She (re)introduced me to old mates who’ve been friends to this day, but we knocked around a bit only for about ten months before drifting apart again. On Stockport Road, a little further on, we met up again, after another decade. Her father had died, I’d written a letter of sympathy, we’d arranged to meet one Tuesday night, at a now long-demolished small Sports Centre, where she and a bunch of her colleagues played badminton every week.
Typically, I got it wrong and went straight to the little pub adjacent, where they had a drink afterwards. She rushed in after me, looking worried, went straight past me at the bar. Not without a little trepidation, I took up my pint and followed her: this time she saw through the beard.
She was married, she was a computer programmer, she wore her hair short (I never saw it long again). We were friends for fifteen years. She named her first son after me, I thought of her as another sister: she was certainly closer than my actual sister was. But after she divorced her husband, she became distant: when she moved to Leeds and re-married, that was it. I haven’t seen or heard from her in two decades.
Apart from a half mile of Mount Road, the rest of the journey used none of the old 169/170 route until I got off in a much-changed street at the back of the Gorton Tesco’s. This was the last stop, in intent and energy. One final bus journey on the 203, the fifth of the day, eventless and thought-less until I’m home, where I relaxed and watched Manchester United win their FA Cup Semi-Final. They’re playing the Final opposite the Prince Harry/Meghan Markle wedding: I wonder which one I’ll watch?
But it’s true: I should get out more often.

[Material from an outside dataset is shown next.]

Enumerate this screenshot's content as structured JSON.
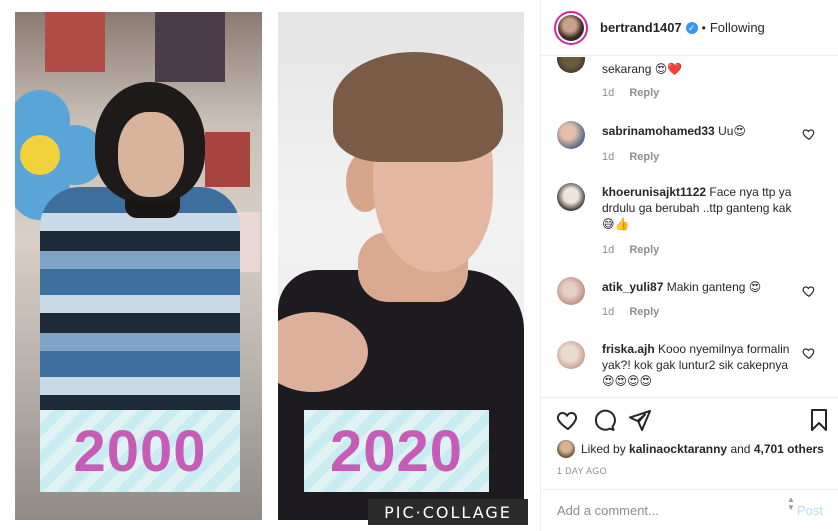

Travel stimulates the mind. I remember so many things when I visit places I no longer go. There are miniature autobiographies in bus-routes.